Signed prints did not become popular until the mid-1890s. Hermann-Paul’s earliest works are usually designated with plate signed-initials. That monogram underwent several variations until he settled on a signature that included his entire last name. From the mid-1890s, he signed most of his work with a signature that closely resembles this one:
As a graphic artist, Hermann-Paul produced serial works. Generally he signed the piece on the plate and the signature was printed with the run. As the demand for personalization increased, Hermann-Paul added a penciled signature in the bottom margin. As a result, his signed pieces often contain two signatures: one in the plate and one in pencil. Still not every work is signed.
A reliable mark of authenticity for unsigned works comes in the form of an auction stamp.
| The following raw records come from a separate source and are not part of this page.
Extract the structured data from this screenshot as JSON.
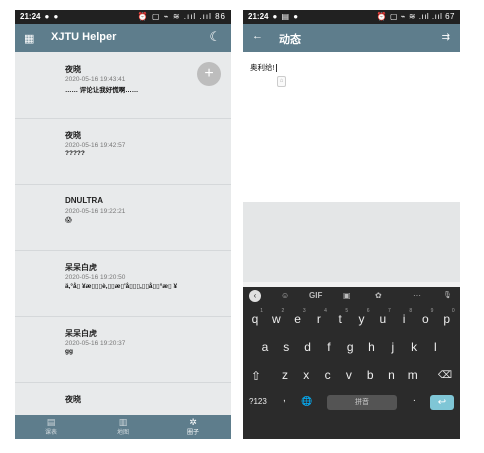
{
  "left": {
    "status": {
      "time": "21:24",
      "dots": "● ●",
      "right": "⏰ ▢ ⌁ ≋ .ııl .ııl 86"
    },
    "appbar": {
      "title": "XJTU Helper",
      "grid_icon": "grid-icon",
      "moon_icon": "moon-icon"
    },
    "fab_label": "+",
    "posts": [
      {
        "name": "夜晓",
        "date": "2020-05-16 19:43:41",
        "body": "…… 评论让我好慌啊……"
      },
      {
        "name": "夜晓",
        "date": "2020-05-16 19:42:57",
        "body": "?????"
      },
      {
        "name": "DNULTRA",
        "date": "2020-05-16 19:22:21",
        "body": "😱"
      },
      {
        "name": "呆呆白虎",
        "date": "2020-05-16 19:20:50",
        "body": "ä,°å▯ ¥æ▯▯▯è,▯▯æ▯'å▯▯▯,▯▯å▯▯°æ▯ ¥"
      },
      {
        "name": "呆呆白虎",
        "date": "2020-05-16 19:20:37",
        "body": "gg"
      },
      {
        "name": "夜晓",
        "date": "",
        "body": ""
      }
    ],
    "nav": [
      {
        "icon": "▤",
        "label": "课表"
      },
      {
        "icon": "▥",
        "label": "地图"
      },
      {
        "icon": "✲",
        "label": "圈子"
      }
    ]
  },
  "right": {
    "status": {
      "time": "21:24",
      "dots": "● ▤ ●",
      "right": "⏰ ▢ ⌁ ≋ .ııl .ııl 67"
    },
    "appbar": {
      "title": "动态",
      "back_icon": "←",
      "send_icon": "⇉"
    },
    "editor": {
      "text": "奥利给!",
      "handle": "⌂"
    },
    "toolbar": {
      "back": "‹",
      "emoji": "☺",
      "gif": "GIF",
      "clipboard": "▣",
      "settings": "✿",
      "more": "···",
      "mic": "🎙"
    },
    "rows": [
      [
        "q",
        "w",
        "e",
        "r",
        "t",
        "y",
        "u",
        "i",
        "o",
        "p"
      ],
      [
        "a",
        "s",
        "d",
        "f",
        "g",
        "h",
        "j",
        "k",
        "l"
      ],
      [
        "z",
        "x",
        "c",
        "v",
        "b",
        "n",
        "m"
      ]
    ],
    "digits": [
      "1",
      "2",
      "3",
      "4",
      "5",
      "6",
      "7",
      "8",
      "9",
      "0"
    ],
    "shift": "⇧",
    "backspace": "⌫",
    "num_key": "?123",
    "comma": ",",
    "globe": "🌐",
    "space": "拼音",
    "period": ".",
    "enter": "↩"
  }
}
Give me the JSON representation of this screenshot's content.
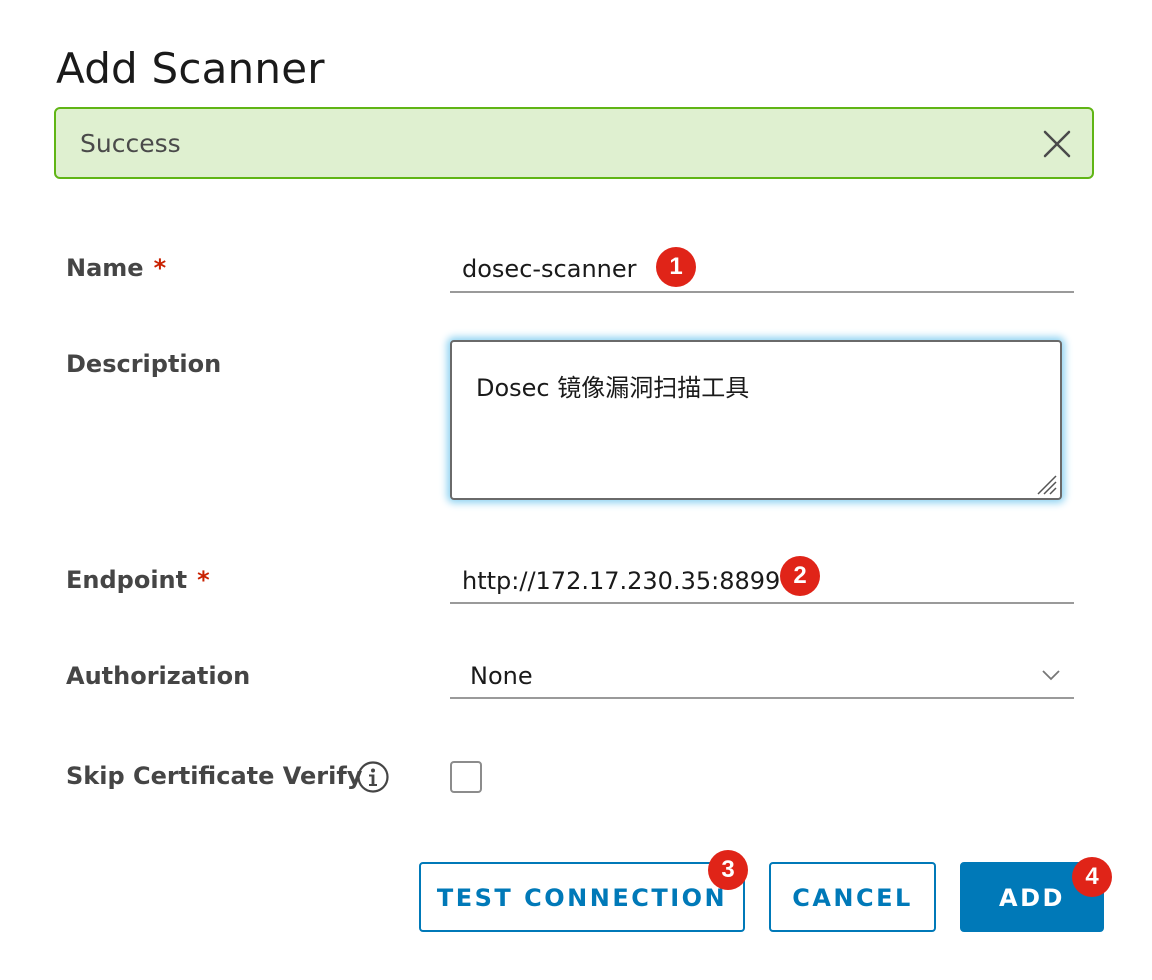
{
  "dialog": {
    "title": "Add Scanner"
  },
  "alert": {
    "message": "Success",
    "close_icon": "close-icon"
  },
  "form": {
    "name": {
      "label": "Name",
      "required_mark": "*",
      "value": "dosec-scanner",
      "badge": "1"
    },
    "description": {
      "label": "Description",
      "value": "Dosec 镜像漏洞扫描工具"
    },
    "endpoint": {
      "label": "Endpoint",
      "required_mark": "*",
      "value": "http://172.17.230.35:8899",
      "badge": "2"
    },
    "authorization": {
      "label": "Authorization",
      "selected": "None"
    },
    "skip_cert": {
      "label": "Skip Certificate Verify",
      "checked": false,
      "info_icon": "info-icon"
    }
  },
  "buttons": {
    "test_connection": {
      "label": "TEST CONNECTION",
      "badge": "3"
    },
    "cancel": {
      "label": "CANCEL"
    },
    "add": {
      "label": "ADD",
      "badge": "4"
    }
  },
  "colors": {
    "accent": "#0079b8",
    "success_bg": "#dff0d0",
    "success_border": "#60b515",
    "required": "#c92100",
    "badge": "#e02418",
    "focus_glow": "#8fd3f2"
  }
}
In October 2000, many works by the artist were auctioned to the public in Chartres, France. Items from this auction were made available by his heirs. Each one bears a stamp from the auction on the verso. The stamp is pictured on the right.
Paul Hermann’s Signature
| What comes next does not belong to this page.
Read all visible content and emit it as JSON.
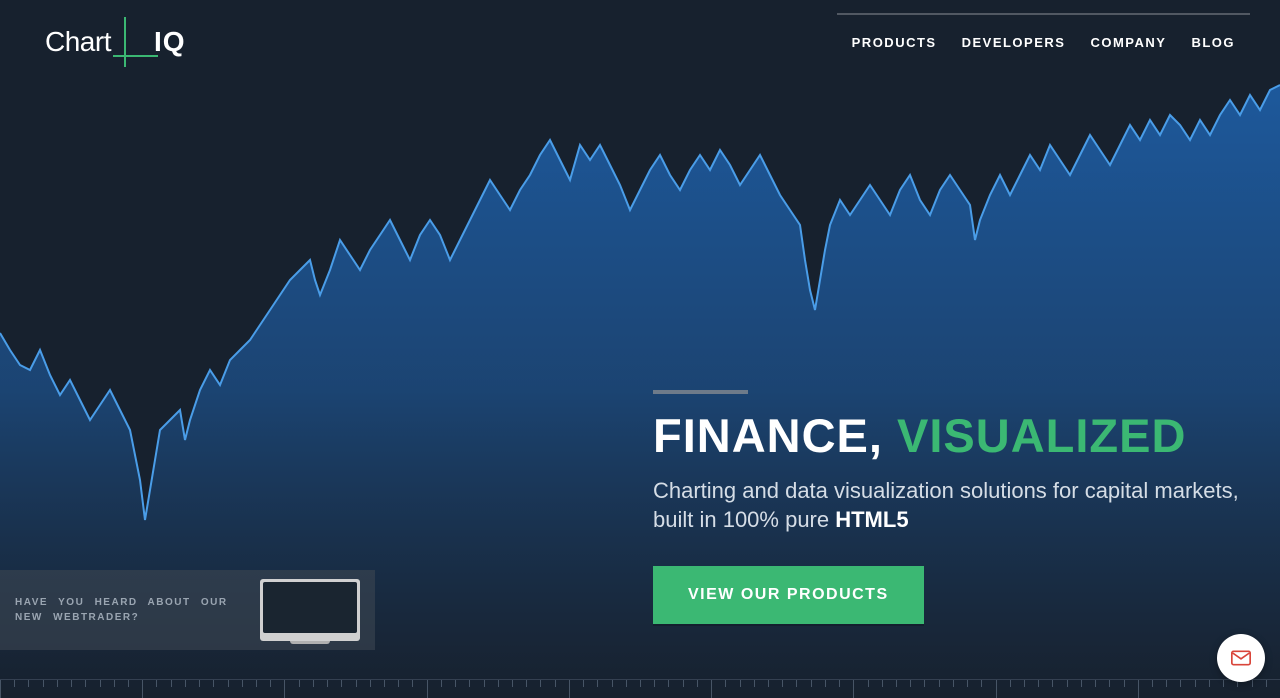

The signature on the left is from The Chess Players, an early 20th Century dry point etching attributed to Hermann-Paul. This particular print is owned by the Fine Arts Museum of San Francisco. Its curators attribute the work – and others like it – to Rene Georges Hermann-Paul (1864-1940). Similar attributions were made by other fine arts museums. There is debate among collectors as to whether such works were actually done by Hermann-Paul. Stylistically, they are different from most of his work. The “Paul Hermann” signature appears only on realist dry point etchings. If they were made by Hermann-Paul, then certainly he wished to compartmentalize them.
I own two dry points signed by “Paul Hermann.” Stylistically they match The Chess Players pictured above. Both prints were purchased from reputable IFPDA dealers. Those dealers attributed them to Hermann-Paul and so do I. Both signatures contain nearly identical stroke signatures. The only real difference between the two is the order of “Hermann” and “Paul.” Yet doubts persist. As a result, dry point etchings that bear this signature tend to fetch lower prices than work signed “Hermann-Paul.”
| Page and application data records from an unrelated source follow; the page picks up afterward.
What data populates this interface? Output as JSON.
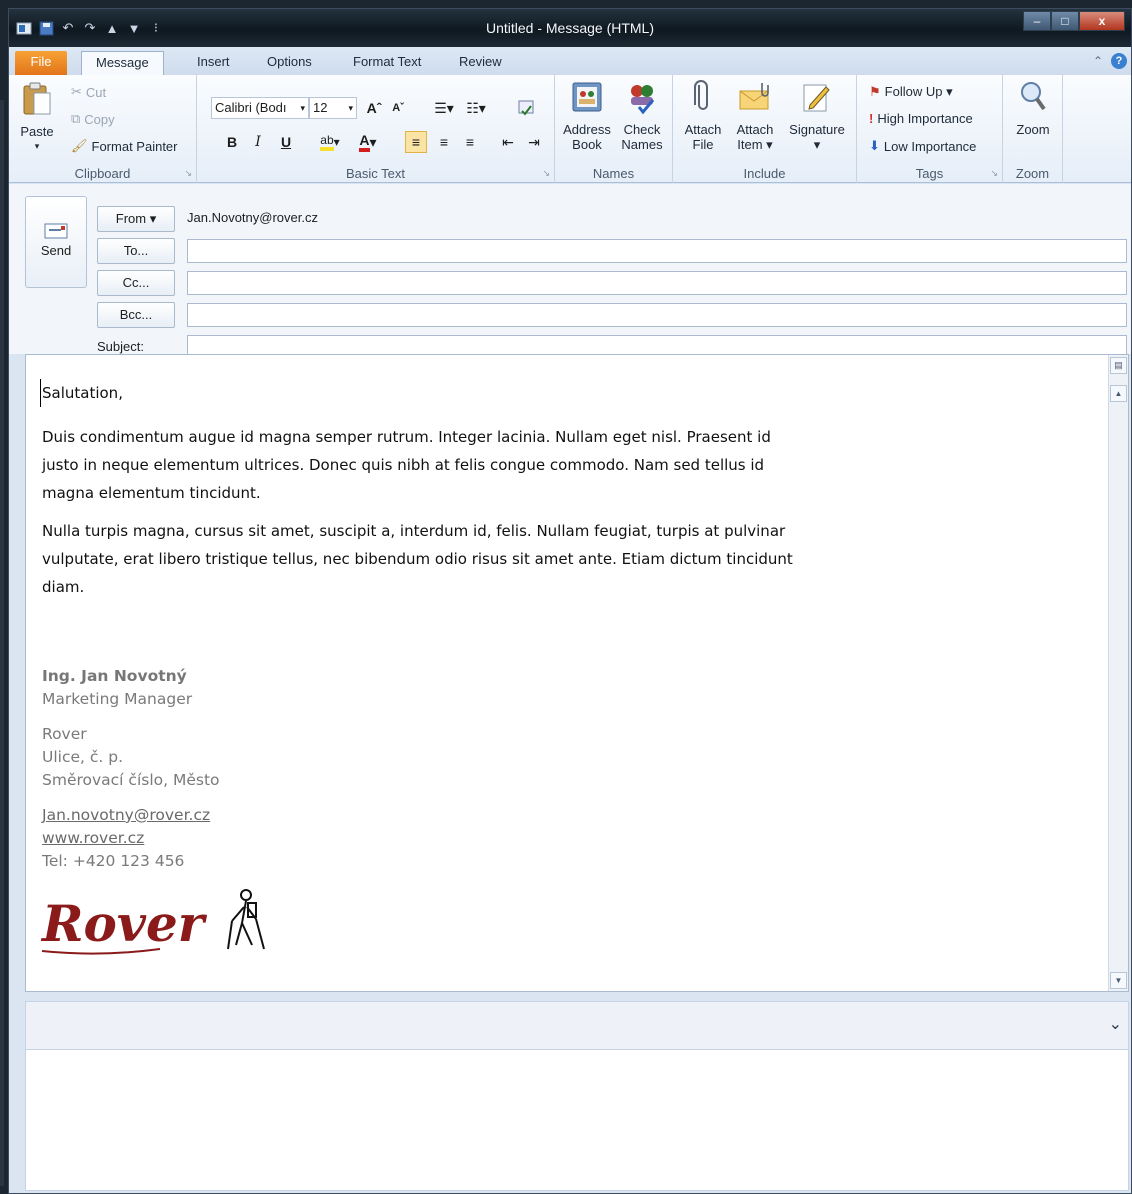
{
  "window": {
    "title": "Untitled - Message (HTML)",
    "controls": {
      "minimize": "–",
      "maximize": "□",
      "close": "x"
    }
  },
  "quick_access": [
    "save-icon",
    "undo-icon",
    "redo-icon",
    "up-arrow-icon",
    "down-arrow-icon",
    "customize-icon"
  ],
  "tabs": [
    {
      "label": "File"
    },
    {
      "label": "Message"
    },
    {
      "label": "Insert"
    },
    {
      "label": "Options"
    },
    {
      "label": "Format Text"
    },
    {
      "label": "Review"
    }
  ],
  "ribbon": {
    "clipboard": {
      "paste": "Paste",
      "cut": "Cut",
      "copy": "Copy",
      "format_painter": "Format Painter",
      "label": "Clipboard"
    },
    "basic_text": {
      "font_name": "Calibri (Body)",
      "font_name_shown": "Calibri (Bodı",
      "font_size": "12",
      "bold": "B",
      "italic": "I",
      "underline": "U",
      "grow": "Aˆ",
      "shrink": "Aˇ",
      "label": "Basic Text"
    },
    "names": {
      "address_book": [
        "Address",
        "Book"
      ],
      "check_names": [
        "Check",
        "Names"
      ],
      "label": "Names"
    },
    "include": {
      "attach_file": [
        "Attach",
        "File"
      ],
      "attach_item": [
        "Attach",
        "Item ▾"
      ],
      "signature": [
        "Signature",
        "▾"
      ],
      "label": "Include"
    },
    "tags": {
      "follow_up": "Follow Up ▾",
      "high_importance": "High Importance",
      "low_importance": "Low Importance",
      "label": "Tags"
    },
    "zoom": {
      "button": "Zoom",
      "label": "Zoom"
    }
  },
  "envelope": {
    "send": "Send",
    "from_button": "From ▾",
    "from_value": "Jan.Novotny@rover.cz",
    "to_button": "To...",
    "cc_button": "Cc...",
    "bcc_button": "Bcc...",
    "subject_label": "Subject:",
    "to_value": "",
    "cc_value": "",
    "bcc_value": "",
    "subject_value": ""
  },
  "message": {
    "salutation": "Salutation,",
    "paragraph1": "Duis condimentum augue id magna semper rutrum. Integer lacinia. Nullam eget nisl. Praesent id justo in neque elementum ultrices. Donec quis nibh at felis congue commodo. Nam sed tellus id magna elementum tincidunt.",
    "paragraph2": "Nulla turpis magna, cursus sit amet, suscipit a, interdum id, felis. Nullam feugiat, turpis at pulvinar vulputate, erat libero tristique tellus, nec bibendum odio risus sit amet ante. Etiam dictum tincidunt diam."
  },
  "signature": {
    "name": "Ing. Jan Novotný",
    "title": "Marketing Manager",
    "company": "Rover",
    "street": "Ulice, č. p.",
    "city": "Směrovací číslo, Město",
    "email": "Jan.novotny@rover.cz",
    "web": "www.rover.cz",
    "tel": "Tel: +420 123 456",
    "logo_text": "Rover"
  },
  "people_pane": {
    "toggle": "⌄"
  },
  "colors": {
    "file_tab": "#e2731a",
    "logo": "#8b1a1a",
    "follow_up_flag": "#c0392b"
  }
}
Still it’s possible that those of us who attribute “Paul Hermann” dry points to Hermann-Paul have it wrong. They might be the work of an entirely different artist. Does it matter? A smart collector buys what he likes. So, no. It shouldn’t matter. If you have insight on the matter, we’d love to hear from you.